The game's more expansive settings offer shed loads more to do. Hunting is very much at the forefront of the gameplay, allowing players challenging and rewarding ways to earn money. Homestead missions are another way to earn consistent income whilst acting as it’s own little soap opera of missions between residents in the region of Connor’s HQ. Naval missions are also available, meaning all in all there’s quite the assortment of ways to break up the story missions and acquire ample means to beef up your arsenal, all of which are wonderfully versatile and easy to enjoy even now. Of course this all highlights a point in which the franchise was in a sort of limbo, a precursor to the transition to the open-world RPG take we are well acquainted with now. Even so, it’s hard not to applaud the relevant steps Assassin's Creed III took to raise the bar for the franchise way back when.
Backtracking to an old Assassin’s Creed title following the progression the series has made since is no easy task and III’s remaster has tried to best accommodate this evolution. Yes, it’s done more than address the graphical side of things, reworking and polishing mechanics such as the whistle, which can now be used from any hiding spot, and the ability to double assassinate which feels far more refined. Moreover, Connor may now freely aim with his ranged weapons much like in Rogue and Black Flag. Although this does not mirror the same fluidity of that showcased in the likes of Odyssey, it makes returning to this clunky forbear all the more tolerable. Even taking into account Assassin's Creed III's more confined combat, executing gruesome finishers with tomahawks has never felt so good.

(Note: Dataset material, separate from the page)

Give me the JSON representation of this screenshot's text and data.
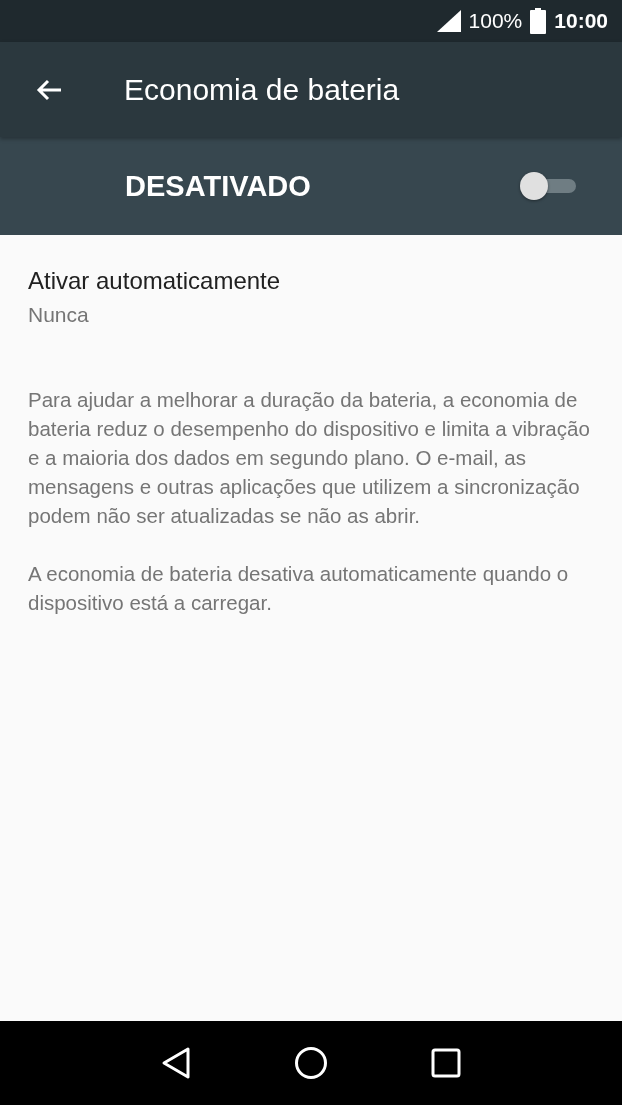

It would appear the latest retread in the Assassin’s Creed franchise has learned from the underwhelming efforts of Rogue Remastered, which saw a graphical overhaul alongside little else. Assassin's Creed III Remastered brings far more to the table, seeing otherwise frustrating mechanics heavily tweaked and polished to make them less of an annoyance in the shadow cast by the likes of Origins and Odyssey. As much as this remaster can’t address the fundamental creases that the series re-imagining has worked so hard to iron out, it still retains its own sense of charm and is wonderfully reminiscent of the series' roots, paying great homage to the progress it’s made since. Although the series' RPG “reboot” may have served as a warm entry point for newcomers, the franchise still has some stories that are worth retelling. Assassin’s Creed III is one such story.